As an action hero, Mike is somewhere between Jason Bourne and Angus MacGuyver, with most of his CIA training apparently about using household items as deadly weapons. (In the trailer he uses a cast-iron frying pan to ricochet a bullet around a refrigerator, right on target.) Much ado is made about this ingenuity, most notably when he uses seemingly innocuous items—a spoon and a hot pack of ramen noodles, for instance—to deadly ends. This seems a little silly, since he also breaks necks and arms with his bare hands, but it’s all part of the film’s prop-heavy shtick, and it works. What’s really impressive is the way props and settings are subtly and consistently laid out. Each scene is littered with dozens of potential Chekov’s guns, be they sharp steel dustpans or hefty kettlebells, and without fail they all go off in predictably gruesome ways.
That’s partly due to the nuanced script. Mike is perfectly written, with the pathos and mental flightiness of someone who’s had a few too many psychedelic experiences. He misuses words and mixes up ideas seamlessly. Max Landis’s last notable script was for Chronicle, which tapped into the teen angst of the X-Box/Mountain Dew/Ayn Rand generation (even if it took itself a little too seriously), and he does well again here. If anything, this script is not serious enough, and the in-jokey action-comedy feel takes away from a legitimately interesting love story between Phoebe and Mike. Eisenberg and Stewart, an unlikely duo, are wonderful—his nervous energy pairing with her sullen stares make for a near-perfect harmony. The way they interact, particularly in moments when Mike lets a little of his childlike glee show, rings true in profound ways well beyond the typical action-comedy depiction of women as mysterious sexual beings to be wooed by the heroism of male protagonists.

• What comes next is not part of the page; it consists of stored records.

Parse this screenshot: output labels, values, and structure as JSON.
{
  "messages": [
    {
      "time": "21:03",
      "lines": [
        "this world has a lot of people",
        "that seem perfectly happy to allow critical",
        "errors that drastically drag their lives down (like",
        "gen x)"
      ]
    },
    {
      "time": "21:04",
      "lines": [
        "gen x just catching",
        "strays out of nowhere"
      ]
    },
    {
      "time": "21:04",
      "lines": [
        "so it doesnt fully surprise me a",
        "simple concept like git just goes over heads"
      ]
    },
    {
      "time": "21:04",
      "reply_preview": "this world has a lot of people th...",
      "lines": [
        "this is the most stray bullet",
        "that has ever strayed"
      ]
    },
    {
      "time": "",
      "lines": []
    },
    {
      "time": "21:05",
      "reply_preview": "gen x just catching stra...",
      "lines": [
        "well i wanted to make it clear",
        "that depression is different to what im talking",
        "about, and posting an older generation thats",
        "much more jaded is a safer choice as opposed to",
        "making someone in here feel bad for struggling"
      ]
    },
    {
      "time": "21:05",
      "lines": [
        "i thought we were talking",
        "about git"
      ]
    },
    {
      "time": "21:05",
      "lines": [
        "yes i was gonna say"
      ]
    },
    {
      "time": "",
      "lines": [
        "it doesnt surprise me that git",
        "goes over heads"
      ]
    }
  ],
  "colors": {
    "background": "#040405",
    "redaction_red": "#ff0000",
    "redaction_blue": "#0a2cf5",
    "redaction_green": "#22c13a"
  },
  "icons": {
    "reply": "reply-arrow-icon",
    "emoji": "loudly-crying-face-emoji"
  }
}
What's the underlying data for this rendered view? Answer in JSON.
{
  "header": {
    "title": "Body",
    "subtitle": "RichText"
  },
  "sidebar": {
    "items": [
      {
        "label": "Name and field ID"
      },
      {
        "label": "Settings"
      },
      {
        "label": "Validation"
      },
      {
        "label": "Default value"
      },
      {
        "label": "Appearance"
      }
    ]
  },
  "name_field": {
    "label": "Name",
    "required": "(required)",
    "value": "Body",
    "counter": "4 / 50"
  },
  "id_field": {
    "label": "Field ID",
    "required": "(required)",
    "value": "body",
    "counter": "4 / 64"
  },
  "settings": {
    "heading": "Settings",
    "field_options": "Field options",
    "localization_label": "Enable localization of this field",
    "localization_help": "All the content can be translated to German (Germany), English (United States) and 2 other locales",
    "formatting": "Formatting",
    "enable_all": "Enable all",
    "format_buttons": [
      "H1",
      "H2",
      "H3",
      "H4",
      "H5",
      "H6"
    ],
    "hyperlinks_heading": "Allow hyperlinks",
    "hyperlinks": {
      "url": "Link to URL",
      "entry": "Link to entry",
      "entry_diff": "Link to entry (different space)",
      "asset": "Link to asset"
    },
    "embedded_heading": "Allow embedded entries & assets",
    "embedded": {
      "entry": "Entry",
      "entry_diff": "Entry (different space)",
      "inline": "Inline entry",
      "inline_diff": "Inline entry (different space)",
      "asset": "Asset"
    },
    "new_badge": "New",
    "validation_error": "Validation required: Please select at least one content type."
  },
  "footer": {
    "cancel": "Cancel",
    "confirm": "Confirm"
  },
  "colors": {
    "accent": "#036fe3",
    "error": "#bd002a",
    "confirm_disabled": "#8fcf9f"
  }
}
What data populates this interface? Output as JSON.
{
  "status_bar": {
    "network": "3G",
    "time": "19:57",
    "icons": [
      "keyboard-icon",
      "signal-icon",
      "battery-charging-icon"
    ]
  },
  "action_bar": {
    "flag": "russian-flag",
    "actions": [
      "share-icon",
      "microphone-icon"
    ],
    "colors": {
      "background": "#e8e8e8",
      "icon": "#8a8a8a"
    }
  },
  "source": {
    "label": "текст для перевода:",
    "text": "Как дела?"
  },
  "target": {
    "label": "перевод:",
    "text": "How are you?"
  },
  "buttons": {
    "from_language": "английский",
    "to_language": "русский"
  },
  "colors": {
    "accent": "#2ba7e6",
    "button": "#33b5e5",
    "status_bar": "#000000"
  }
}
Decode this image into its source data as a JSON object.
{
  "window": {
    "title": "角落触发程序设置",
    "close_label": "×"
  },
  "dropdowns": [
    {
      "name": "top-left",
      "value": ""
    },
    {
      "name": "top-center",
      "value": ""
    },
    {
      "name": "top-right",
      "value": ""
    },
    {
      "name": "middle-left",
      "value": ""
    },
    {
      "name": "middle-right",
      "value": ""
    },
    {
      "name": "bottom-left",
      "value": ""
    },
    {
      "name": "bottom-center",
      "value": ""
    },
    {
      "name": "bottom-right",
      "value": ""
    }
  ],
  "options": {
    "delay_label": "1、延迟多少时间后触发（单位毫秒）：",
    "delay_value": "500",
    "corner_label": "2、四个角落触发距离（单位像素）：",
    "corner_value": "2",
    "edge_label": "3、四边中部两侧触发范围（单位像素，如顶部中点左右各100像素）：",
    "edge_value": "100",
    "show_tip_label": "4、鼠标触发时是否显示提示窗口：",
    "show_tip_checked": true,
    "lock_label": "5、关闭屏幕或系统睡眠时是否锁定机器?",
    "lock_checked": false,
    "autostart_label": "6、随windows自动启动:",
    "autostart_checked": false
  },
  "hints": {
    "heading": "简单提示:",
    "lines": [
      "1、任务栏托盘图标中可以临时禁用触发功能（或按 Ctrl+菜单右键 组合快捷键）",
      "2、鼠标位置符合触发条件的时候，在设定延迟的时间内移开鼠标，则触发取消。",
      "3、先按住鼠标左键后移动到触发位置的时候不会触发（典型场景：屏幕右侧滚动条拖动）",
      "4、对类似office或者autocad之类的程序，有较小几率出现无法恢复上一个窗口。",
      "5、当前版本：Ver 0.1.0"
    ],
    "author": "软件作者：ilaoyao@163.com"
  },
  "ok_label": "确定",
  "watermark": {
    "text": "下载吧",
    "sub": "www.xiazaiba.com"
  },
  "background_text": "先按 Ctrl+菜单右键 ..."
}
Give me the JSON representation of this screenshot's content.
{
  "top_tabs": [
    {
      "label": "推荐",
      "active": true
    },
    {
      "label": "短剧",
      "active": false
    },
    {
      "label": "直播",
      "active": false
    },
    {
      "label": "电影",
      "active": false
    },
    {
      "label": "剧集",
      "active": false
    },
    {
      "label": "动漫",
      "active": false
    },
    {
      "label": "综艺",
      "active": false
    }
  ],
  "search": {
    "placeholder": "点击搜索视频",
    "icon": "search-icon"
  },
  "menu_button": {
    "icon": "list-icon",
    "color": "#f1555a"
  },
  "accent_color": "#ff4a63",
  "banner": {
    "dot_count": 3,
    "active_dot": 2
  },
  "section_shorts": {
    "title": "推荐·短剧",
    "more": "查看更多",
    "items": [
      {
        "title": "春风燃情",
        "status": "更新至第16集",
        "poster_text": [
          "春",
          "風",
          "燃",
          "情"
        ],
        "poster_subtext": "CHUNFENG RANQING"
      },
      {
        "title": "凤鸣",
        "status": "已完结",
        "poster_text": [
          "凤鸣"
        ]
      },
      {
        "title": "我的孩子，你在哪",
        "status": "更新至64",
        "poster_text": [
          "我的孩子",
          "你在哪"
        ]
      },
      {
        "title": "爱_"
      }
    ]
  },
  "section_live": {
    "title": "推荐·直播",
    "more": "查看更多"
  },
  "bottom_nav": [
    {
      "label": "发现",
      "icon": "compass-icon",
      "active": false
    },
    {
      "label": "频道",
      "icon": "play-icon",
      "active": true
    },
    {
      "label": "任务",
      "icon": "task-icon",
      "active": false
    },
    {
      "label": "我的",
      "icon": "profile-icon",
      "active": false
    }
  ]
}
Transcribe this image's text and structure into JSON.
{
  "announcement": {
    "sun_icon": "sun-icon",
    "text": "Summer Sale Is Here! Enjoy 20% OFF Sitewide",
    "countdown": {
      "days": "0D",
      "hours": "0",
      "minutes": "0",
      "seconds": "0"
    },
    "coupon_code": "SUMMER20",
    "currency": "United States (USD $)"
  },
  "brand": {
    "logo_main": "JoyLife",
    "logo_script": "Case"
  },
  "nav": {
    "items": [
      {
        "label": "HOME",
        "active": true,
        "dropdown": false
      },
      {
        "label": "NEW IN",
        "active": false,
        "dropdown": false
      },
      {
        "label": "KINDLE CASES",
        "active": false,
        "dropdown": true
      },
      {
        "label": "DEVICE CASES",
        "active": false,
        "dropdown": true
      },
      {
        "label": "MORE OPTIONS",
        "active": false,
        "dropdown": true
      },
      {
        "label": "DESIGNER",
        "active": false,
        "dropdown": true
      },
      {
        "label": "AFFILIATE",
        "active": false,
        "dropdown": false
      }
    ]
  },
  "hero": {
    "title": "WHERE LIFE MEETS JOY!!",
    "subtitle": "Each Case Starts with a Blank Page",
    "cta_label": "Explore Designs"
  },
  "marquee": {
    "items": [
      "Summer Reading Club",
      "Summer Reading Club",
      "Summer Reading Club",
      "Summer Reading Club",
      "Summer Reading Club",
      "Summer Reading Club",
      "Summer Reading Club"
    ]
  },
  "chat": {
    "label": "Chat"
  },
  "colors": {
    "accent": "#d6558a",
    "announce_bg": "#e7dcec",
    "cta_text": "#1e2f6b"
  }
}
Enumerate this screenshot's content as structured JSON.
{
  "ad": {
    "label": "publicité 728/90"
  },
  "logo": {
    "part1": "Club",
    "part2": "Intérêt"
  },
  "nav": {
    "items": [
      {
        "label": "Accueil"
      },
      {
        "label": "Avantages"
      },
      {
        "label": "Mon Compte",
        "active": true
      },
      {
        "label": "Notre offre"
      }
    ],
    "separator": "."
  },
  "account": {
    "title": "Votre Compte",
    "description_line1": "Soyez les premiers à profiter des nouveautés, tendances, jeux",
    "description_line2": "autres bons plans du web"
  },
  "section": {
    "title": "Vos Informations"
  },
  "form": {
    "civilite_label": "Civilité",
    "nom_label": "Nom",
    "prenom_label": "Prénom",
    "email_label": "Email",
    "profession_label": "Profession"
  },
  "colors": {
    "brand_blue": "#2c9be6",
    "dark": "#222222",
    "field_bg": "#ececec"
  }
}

Some of the other characters end up significantly more one-dimensional. Yates is a self-important parody of a Millennial, but Topher Grace manages by exhibiting once again his ability to play a whiny, entitled prick. (If there’s anyone in Hollywood who can play despicable better than Grace, I haven’t seen them.) But the other CIA operatives (Britton, Tony Hale, and Bill Pullman) are playing little more than suits with one-word character descriptions—maternal, cowardly, and stately respectively. Little of that matters, though, as the well-paced plot progresses from one exciting action set piece to the next. A culminating fight scene in a big box store is silly and exciting in equal parts, and features dozens of innovative and truly gruesome action sequences.
What really hurts this film is the way it has been marketed. With taglines like “There’s nothing more dangerous than a stoned cold killer” and an aggressive stoner marketing campaign (the press screening featured ramen noodle swag packs and a rep booth from a Twin Cities pipe shop), you would expect this film to follow in the footsteps of Pineapple Express or Harold and Kumar. But unlike those films, which are about stoners thrust into action-adventure situations, this is an action movie whose main character just happens to be a stoner. The script could just as easily have been about any unassuming type unlocking these hidden ultra-military abilities, and the weed jokes that pepper the movie, though well-written, feel tacked on, like an executive producer read through the script and said it needed a more 420-friendly rewrite. This is an action movie, with some legitimately thrilling scenes and a script that is wry, clever, and a little too tongue-in-cheek for its own good. It doesn’t quite live up to its potential, but it certainly has its moments and shows a bright future for Max Landis.